[Saved data entries]
-----

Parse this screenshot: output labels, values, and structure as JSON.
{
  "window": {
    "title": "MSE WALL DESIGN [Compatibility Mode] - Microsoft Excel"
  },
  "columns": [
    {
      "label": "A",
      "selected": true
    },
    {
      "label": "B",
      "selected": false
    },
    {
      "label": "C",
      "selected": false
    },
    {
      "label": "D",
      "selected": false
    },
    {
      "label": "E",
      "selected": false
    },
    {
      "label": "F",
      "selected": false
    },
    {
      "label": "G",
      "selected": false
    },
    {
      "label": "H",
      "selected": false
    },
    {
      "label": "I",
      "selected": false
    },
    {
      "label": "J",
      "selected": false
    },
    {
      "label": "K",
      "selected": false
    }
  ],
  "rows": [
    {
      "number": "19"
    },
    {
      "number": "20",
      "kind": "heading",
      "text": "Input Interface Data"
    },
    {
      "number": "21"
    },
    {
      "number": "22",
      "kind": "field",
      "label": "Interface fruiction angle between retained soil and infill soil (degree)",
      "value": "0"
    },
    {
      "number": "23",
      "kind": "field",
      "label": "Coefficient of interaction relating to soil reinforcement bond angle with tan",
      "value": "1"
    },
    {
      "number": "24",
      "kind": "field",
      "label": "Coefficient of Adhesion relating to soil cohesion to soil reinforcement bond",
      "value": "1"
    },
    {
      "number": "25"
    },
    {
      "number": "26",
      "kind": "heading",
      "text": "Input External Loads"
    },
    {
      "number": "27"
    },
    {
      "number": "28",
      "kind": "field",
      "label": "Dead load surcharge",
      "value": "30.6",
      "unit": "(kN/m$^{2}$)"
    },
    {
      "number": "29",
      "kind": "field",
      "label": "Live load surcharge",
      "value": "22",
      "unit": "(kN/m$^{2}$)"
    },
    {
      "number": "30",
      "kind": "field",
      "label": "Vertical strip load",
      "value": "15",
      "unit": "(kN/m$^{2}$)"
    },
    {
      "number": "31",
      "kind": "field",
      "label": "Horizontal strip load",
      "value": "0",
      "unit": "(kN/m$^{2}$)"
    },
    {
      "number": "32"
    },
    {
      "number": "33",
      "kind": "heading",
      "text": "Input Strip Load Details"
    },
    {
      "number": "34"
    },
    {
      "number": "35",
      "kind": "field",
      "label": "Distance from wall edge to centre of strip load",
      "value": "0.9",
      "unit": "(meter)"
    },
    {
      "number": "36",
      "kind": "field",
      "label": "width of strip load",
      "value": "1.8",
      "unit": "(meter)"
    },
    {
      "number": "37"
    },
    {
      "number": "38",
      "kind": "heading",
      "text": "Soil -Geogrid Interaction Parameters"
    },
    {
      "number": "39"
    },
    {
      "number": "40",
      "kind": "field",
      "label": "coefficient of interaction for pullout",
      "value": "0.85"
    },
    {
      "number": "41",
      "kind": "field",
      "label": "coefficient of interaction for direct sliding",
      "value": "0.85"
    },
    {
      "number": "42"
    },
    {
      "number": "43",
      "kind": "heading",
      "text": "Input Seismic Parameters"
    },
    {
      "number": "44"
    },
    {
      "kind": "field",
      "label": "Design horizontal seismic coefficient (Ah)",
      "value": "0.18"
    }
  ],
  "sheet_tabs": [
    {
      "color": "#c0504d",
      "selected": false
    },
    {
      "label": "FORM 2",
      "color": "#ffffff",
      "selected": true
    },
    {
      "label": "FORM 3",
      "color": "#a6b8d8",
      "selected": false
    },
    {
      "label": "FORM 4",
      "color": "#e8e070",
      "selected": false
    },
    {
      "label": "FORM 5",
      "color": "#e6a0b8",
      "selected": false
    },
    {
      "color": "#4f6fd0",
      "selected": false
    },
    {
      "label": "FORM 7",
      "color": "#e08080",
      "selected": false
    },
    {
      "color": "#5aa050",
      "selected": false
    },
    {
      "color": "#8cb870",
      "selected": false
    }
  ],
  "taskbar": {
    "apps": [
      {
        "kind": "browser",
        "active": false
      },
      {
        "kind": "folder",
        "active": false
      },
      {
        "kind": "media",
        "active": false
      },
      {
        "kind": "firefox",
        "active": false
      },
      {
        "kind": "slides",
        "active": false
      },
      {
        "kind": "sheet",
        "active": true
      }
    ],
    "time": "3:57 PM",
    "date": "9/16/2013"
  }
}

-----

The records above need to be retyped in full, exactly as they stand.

#### Answer space
Parse this screenshot: output labels, values, and structure as JSON.
{
  "window": {
    "title": "MSE WALL DESIGN [Compatibility Mode] - Microsoft Excel"
  },
  "columns": [
    {
      "label": "A",
      "selected": true
    },
    {
      "label": "B",
      "selected": false
    },
    {
      "label": "C",
      "selected": false
    },
    {
      "label": "D",
      "selected": false
    },
    {
      "label": "E",
      "selected": false
    },
    {
      "label": "F",
      "selected": false
    },
    {
      "label": "G",
      "selected": false
    },
    {
      "label": "H",
      "selected": false
    },
    {
      "label": "I",
      "selected": false
    },
    {
      "label": "J",
      "selected": false
    },
    {
      "label": "K",
      "selected": false
    }
  ],
  "rows": [
    {
      "number": "19"
    },
    {
      "number": "20",
      "kind": "heading",
      "text": "Input Interface Data"
    },
    {
      "number": "21"
    },
    {
      "number": "22",
      "kind": "field",
      "label": "Interface fruiction angle between retained soil and infill soil (degree)",
      "value": "0"
    },
    {
      "number": "23",
      "kind": "field",
      "label": "Coefficient of interaction relating to soil reinforcement bond angle with tan",
      "value": "1"
    },
    {
      "number": "24",
      "kind": "field",
      "label": "Coefficient of Adhesion relating to soil cohesion to soil reinforcement bond",
      "value": "1"
    },
    {
      "number": "25"
    },
    {
      "number": "26",
      "kind": "heading",
      "text": "Input External Loads"
    },
    {
      "number": "27"
    },
    {
      "number": "28",
      "kind": "field",
      "label": "Dead load surcharge",
      "value": "30.6",
      "unit": "(kN/m$^{2}$)"
    },
    {
      "number": "29",
      "kind": "field",
      "label": "Live load surcharge",
      "value": "22",
      "unit": "(kN/m$^{2}$)"
    },
    {
      "number": "30",
      "kind": "field",
      "label": "Vertical strip load",
      "value": "15",
      "unit": "(kN/m$^{2}$)"
    },
    {
      "number": "31",
      "kind": "field",
      "label": "Horizontal strip load",
      "value": "0",
      "unit": "(kN/m$^{2}$)"
    },
    {
      "number": "32"
    },
    {
      "number": "33",
      "kind": "heading",
      "text": "Input Strip Load Details"
    },
    {
      "number": "34"
    },
    {
      "number": "35",
      "kind": "field",
      "label": "Distance from wall edge to centre of strip load",
      "value": "0.9",
      "unit": "(meter)"
    },
    {
      "number": "36",
      "kind": "field",
      "label": "width of strip load",
      "value": "1.8",
      "unit": "(meter)"
    },
    {
      "number": "37"
    },
    {
      "number": "38",
      "kind": "heading",
      "text": "Soil -Geogrid Interaction Parameters"
    },
    {
      "number": "39"
    },
    {
      "number": "40",
      "kind": "field",
      "label": "coefficient of interaction for pullout",
      "value": "0.85"
    },
    {
      "number": "41",
      "kind": "field",
      "label": "coefficient of interaction for direct sliding",
      "value": "0.85"
    },
    {
      "number": "42"
    },
    {
      "number": "43",
      "kind": "heading",
      "text": "Input Seismic Parameters"
    },
    {
      "number": "44"
    },
    {
      "kind": "field",
      "label": "Design horizontal seismic coefficient (Ah)",
      "value": "0.18"
    }
  ],
  "sheet_tabs": [
    {
      "color": "#c0504d",
      "selected": false
    },
    {
      "label": "FORM 2",
      "color": "#ffffff",
      "selected": true
    },
    {
      "label": "FORM 3",
      "color": "#a6b8d8",
      "selected": false
    },
    {
      "label": "FORM 4",
      "color": "#e8e070",
      "selected": false
    },
    {
      "label": "FORM 5",
      "color": "#e6a0b8",
      "selected": false
    },
    {
      "color": "#4f6fd0",
      "selected": false
    },
    {
      "label": "FORM 7",
      "color": "#e08080",
      "selected": false
    },
    {
      "color": "#5aa050",
      "selected": false
    },
    {
      "color": "#8cb870",
      "selected": false
    }
  ],
  "taskbar": {
    "apps": [
      {
        "kind": "browser",
        "active": false
      },
      {
        "kind": "folder",
        "active": false
      },
      {
        "kind": "media",
        "active": false
      },
      {
        "kind": "firefox",
        "active": false
      },
      {
        "kind": "slides",
        "active": false
      },
      {
        "kind": "sheet",
        "active": true
      }
    ],
    "time": "3:57 PM",
    "date": "9/16/2013"
  }
}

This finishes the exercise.